    Thanks! I recently picked one of these up (after someone threw it and the microphone out.) and I saw this instructable pop-up awhile back. Now adding a new USB hub to the tool box!

    1 reply

    Reply 5 years ago on Introduction

    And...... Okay, this is (a) disgusting, and (b) too simple!!! I opened mine yesterday, and looking at the enlarged photo from the last page, I see where you made the jumper.. From the end of missing part R5, to the +5V wire from the USB cable, to the pad of missing part L20, to the center pin of the barrel connector.. and.. If you look at the entire copper trace between the unused side of R5, you'll notice it runs from there, all the way back to the lower pad of L20, and the copper trace bridges both sides of L20 (not required.) All they needed to add, was a chip-diode, where R5 should've been. (band side towards the cable.) this way, both the USB cable would provide voltage, and you could still use the +5V wall-wart. Your fix is still great, but I noticed, when testing the voltage, I was getting close to 5.38V from the wall-wart, hence the diode chip would provide some minor resistance. All because of omitting one part, they crippled the device to only run how they wanted it..
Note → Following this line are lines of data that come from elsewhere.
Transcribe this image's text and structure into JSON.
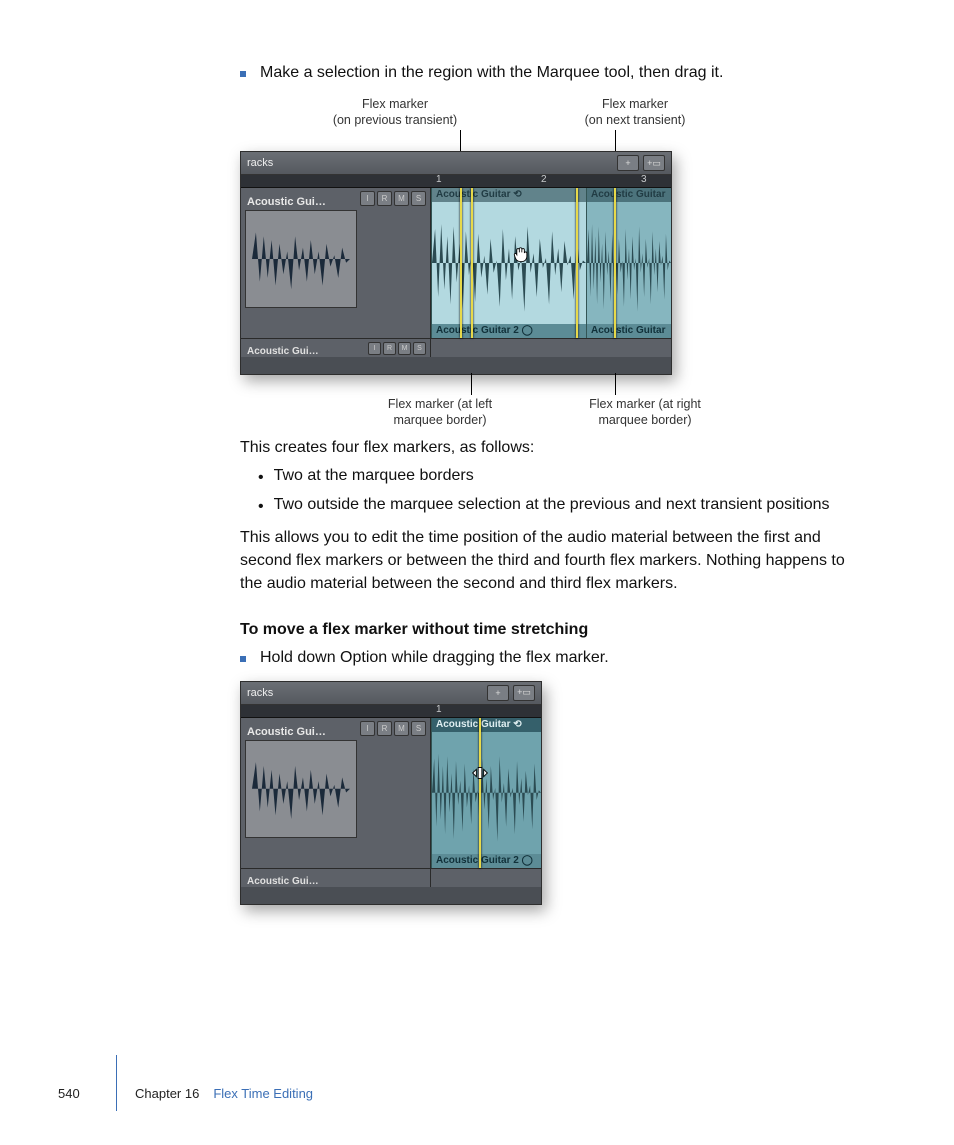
{
  "bullets": {
    "marquee": "Make a selection in the region with the Marquee tool, then drag it.",
    "option_drag": "Hold down Option while dragging the flex marker."
  },
  "callouts": {
    "top_left_a": "Flex marker",
    "top_left_b": "(on previous transient)",
    "top_right_a": "Flex marker",
    "top_right_b": "(on next transient)",
    "bot_left_a": "Flex marker (at left",
    "bot_left_b": "marquee border)",
    "bot_right_a": "Flex marker (at right",
    "bot_right_b": "marquee border)"
  },
  "body": {
    "p_intro": "This creates four flex markers, as follows:",
    "sub1": "Two at the marquee borders",
    "sub2": "Two outside the marquee selection at the previous and next transient positions",
    "p_explain": "This allows you to edit the time position of the audio material between the first and second flex markers or between the third and fourth flex markers. Nothing happens to the audio material between the second and third flex markers.",
    "heading2": "To move a flex marker without time stretching"
  },
  "figure": {
    "header": "racks",
    "btn_plus": "+",
    "btn_plusfile": "+▭",
    "ruler": {
      "n1": "1",
      "n2": "2",
      "n3": "3"
    },
    "track_name": "Acoustic Gui…",
    "track_name2": "Acoustic Gui…",
    "mini": {
      "i": "I",
      "r": "R",
      "m": "M",
      "s": "S"
    },
    "region1_top": "Acoustic Guitar ⟲",
    "region1_bot": "Acoustic Guitar 2 ◯",
    "region2_top": "Acoustic Guitar",
    "region2_bot": "Acoustic Guitar"
  },
  "footer": {
    "page": "540",
    "chapter": "Chapter 16",
    "title": "Flex Time Editing"
  }
}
    9 years ago on Introduction

     fail the ps2 ones works without a mod SUCKA :P


    10 years ago on Step 4

    you know you can always bridge them with a diode and then you can use both usb and power adapter.


    10 years ago on Introduction

    Worked beautifully! Took me all of 2 minutes to do the mod and now I don't have to mess with another nasty power cable. Works fine with Rock Band and other add ons (I've tried an mp3 players, my fan stand, and battery charger).


    10 years ago on Introduction

    i keep getting a low power notice ..... any suggestions?


    10 years ago on Introduction

    Thank You SOOOOOO MUCH!! I am horrible at soldering, but i managed to not short things out this time again, THANK YOU! saved me $20 xD

    2 replies

    haha, glad I could show you the way :P Just keep in mind, it may not work all that well with rockband now. It might, but I can't test that as I don't have a 360 :) And what I found helped me a lot when I was trying to start soldering, make sure you tin the wire first, but, if you get wire that's a little thicker, and pure copper and bend it the way you want it, you can normally just let it sit there and go to town :) Glad I could help :)


    haha yeah, i havnt had a chance to test it out with rock band on the 360, but, then again, i have never used it to begin with, the 360 has two usb ports in the front, and one in the back, enough for the mic, drums, guitar, and i have a wireless les paul. yes, tinning makes it so much easier, i actually soldered this thing with a small allen wrench held over a torch, not the easiest or cleanest, but it worked :P and again, thanks for the 'ible, i always wondered if it was possible :)